These days, the julep is most commonly associated with the iconic Kentucky Derby, where it’s the event’s official drink. But you don’t need to limit your julep drinking to the first Saturday in May; the drink’s dark-spirit base renders it delicious year-round. For the best version of the cocktail, the key is cracked ice, and lots of it, and the freshest herbs you can find.
If you’re looking to try variations on the classic, you’ll be sure to find one among these to suit your fancy.
Thin Mint Julep
If you’re a fan of the popular Girl Scout cookie, give this drink a try. Inspired by the cookie’s flavors, this recipe adds white crème de cacao to the usual suspects of bourbon, mint and sugar for a chocolatey touch. Garnish it with a thin mint, and you have a chocolatey, minty dessert in a glass.
1792 Kentucky White Dog Julep
Whiskey wasn’t always aged in wooden barrels, and this julep is meant to replicate what it would have tasted like in the late-18th or early-19th centuries, before aging became standard for the spirit. This julep riff from famed drinks historian David Wondrich uses a base of unaged corn or rye whiskey but otherwise resembles the standard julep with ice, sugar and mint. Its flavor will be lighter and more floral than that of the classic but still familiar.
If there’s a cocktail style perfectly befitting the use of a cocktail shrub, it’s the julep. This recipe swaps out the typical simple syrup and instead pairs a maple-beet shrub with the mint and bourbon. A shrub’s balance of sweetness and acidity adds complexity to a cocktail, and the earthy beet notes in this riff render it a great cold-weather tipple.
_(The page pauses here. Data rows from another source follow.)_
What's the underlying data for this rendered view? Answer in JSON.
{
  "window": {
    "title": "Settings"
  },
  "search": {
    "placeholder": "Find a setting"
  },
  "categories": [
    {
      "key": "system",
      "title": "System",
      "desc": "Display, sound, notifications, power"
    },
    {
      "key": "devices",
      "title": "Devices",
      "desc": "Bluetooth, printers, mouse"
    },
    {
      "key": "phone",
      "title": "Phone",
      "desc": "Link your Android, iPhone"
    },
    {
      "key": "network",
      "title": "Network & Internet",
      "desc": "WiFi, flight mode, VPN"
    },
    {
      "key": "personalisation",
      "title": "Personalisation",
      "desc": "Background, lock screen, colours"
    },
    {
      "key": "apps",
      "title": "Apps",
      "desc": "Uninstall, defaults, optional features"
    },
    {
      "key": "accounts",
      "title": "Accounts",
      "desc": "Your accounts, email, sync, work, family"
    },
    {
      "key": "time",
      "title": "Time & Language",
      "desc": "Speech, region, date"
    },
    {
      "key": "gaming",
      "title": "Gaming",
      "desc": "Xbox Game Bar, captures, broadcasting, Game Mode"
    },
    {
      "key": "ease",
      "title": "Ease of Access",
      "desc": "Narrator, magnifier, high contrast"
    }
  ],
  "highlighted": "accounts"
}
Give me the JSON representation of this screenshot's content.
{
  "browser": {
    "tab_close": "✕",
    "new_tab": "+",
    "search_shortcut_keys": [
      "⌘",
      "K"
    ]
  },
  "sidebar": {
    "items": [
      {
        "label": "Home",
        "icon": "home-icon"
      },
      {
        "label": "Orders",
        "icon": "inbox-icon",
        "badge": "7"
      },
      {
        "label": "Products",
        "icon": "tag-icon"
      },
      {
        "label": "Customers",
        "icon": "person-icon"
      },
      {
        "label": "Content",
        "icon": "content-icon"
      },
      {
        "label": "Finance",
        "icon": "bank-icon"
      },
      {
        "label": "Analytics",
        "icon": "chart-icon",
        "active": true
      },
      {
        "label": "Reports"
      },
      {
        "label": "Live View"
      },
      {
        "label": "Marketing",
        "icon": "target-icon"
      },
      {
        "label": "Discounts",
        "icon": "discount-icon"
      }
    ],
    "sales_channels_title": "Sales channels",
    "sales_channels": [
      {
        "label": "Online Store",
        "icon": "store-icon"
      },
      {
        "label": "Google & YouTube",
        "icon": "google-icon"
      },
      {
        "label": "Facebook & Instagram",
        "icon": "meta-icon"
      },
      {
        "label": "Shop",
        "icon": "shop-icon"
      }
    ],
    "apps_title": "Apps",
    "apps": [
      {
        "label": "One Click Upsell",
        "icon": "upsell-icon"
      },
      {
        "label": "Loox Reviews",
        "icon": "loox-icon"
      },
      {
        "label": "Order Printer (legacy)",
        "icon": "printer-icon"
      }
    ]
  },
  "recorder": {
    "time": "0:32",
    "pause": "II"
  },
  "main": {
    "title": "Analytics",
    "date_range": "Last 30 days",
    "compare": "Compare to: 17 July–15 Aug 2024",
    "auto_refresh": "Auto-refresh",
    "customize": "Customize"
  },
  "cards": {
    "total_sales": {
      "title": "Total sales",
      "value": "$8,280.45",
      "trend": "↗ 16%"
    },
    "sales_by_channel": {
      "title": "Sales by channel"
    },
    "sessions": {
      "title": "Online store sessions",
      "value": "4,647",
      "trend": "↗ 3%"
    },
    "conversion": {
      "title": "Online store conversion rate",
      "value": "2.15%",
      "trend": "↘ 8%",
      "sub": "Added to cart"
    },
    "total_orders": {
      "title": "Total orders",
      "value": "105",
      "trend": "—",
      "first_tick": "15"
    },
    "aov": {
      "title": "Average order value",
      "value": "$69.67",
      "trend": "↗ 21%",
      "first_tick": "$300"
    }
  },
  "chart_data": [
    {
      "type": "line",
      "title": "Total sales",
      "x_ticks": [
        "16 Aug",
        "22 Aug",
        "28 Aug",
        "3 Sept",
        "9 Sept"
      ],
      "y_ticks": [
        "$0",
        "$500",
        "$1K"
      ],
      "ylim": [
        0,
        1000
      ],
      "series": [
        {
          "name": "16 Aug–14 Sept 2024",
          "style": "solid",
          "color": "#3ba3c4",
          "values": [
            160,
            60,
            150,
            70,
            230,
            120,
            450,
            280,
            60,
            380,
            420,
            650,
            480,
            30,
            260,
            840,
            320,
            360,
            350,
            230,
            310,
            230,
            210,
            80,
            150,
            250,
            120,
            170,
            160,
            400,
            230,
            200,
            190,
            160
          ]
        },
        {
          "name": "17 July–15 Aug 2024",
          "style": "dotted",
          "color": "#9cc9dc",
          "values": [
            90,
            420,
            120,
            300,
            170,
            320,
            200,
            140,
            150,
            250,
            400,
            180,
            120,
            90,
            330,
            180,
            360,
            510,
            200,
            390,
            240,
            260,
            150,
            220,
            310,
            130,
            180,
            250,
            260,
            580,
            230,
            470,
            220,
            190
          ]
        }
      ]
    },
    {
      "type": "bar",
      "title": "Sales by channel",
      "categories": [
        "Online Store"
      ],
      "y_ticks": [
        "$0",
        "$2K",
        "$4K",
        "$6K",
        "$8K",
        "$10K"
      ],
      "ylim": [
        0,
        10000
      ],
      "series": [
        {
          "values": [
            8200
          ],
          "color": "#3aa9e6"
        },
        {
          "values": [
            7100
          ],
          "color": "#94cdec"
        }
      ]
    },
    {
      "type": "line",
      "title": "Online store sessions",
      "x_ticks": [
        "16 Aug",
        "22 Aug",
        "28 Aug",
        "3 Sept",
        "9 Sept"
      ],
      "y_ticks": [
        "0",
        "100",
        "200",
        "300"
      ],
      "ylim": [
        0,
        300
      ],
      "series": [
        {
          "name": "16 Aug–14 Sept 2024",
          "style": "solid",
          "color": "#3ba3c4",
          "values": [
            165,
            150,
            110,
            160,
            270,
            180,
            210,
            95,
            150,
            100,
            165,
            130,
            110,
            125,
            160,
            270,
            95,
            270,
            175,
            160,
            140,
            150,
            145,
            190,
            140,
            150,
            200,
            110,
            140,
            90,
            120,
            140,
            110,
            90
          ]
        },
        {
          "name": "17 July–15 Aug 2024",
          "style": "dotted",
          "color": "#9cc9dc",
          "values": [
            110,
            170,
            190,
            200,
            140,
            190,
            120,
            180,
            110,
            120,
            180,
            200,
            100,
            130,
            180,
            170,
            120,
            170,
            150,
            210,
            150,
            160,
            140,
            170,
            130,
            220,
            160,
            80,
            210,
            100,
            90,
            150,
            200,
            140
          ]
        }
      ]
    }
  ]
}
Bartender Nicholas Bennett of New York City’s Porchlight created this French-inspired take on the classic julep by swapping out the traditional whiskey base for cognac. He then layered in St-Germain, a green tea syrup, fresh mint and mole bitters for a rich and complex take on the classic julep.Continue to 5 of 9 below.
Blackberry Mint Julep Margarita
This Mint Julep-Margarita hybrid is exactly what you’d expect it to be: a fruity, minty Margarita in a julep-style format. Blackberries and mint get muddled with honey syrup in a shaker and then shaken with tequila and lime juice before being strained into a julep cup. It’s fresh and inviting at any time of year.
Carlos Ramos, the bar manager at the chic Villa Azur in Miami, took inspiration from his city’s tropical vibe to craft this fresh take on the julep. Bourbon joins coconut cream, mint and banana liqueur, and it all goes for a spin in the blender and then is garnished with mint, powdered sugar and banana for a taste of eternal summer.
Albariño Mint Julep
This cocktail from Alex Day of Death & Co is exactly what it sounds like. Spanish white wine meets mint and gets accented by stone fruit notes from crème de pêche. The wine base and crushed ice mean you can sip this low-ABV julep all afternoon and well into evening.
Gin on Gin Julep
The classic julep gets a botanical makeover with a combination of Plymouth gin and Bols genever. The genever’s malty characteristics add warm tones to this otherwise fresh and herbal julep variation.Continue to 9 of 9 below.
Ah, yes, the classic. Erick Castro, the co-founder of San Diego's Polite Provisions and Raised by Wolves, brings us his favorite rendition of the classic, keeping the usual combination of bourbon, mint and simple syrup and topping the drink with an optional dash of Angostura bitters as well as the more common sprig of mint.
Get the recipe.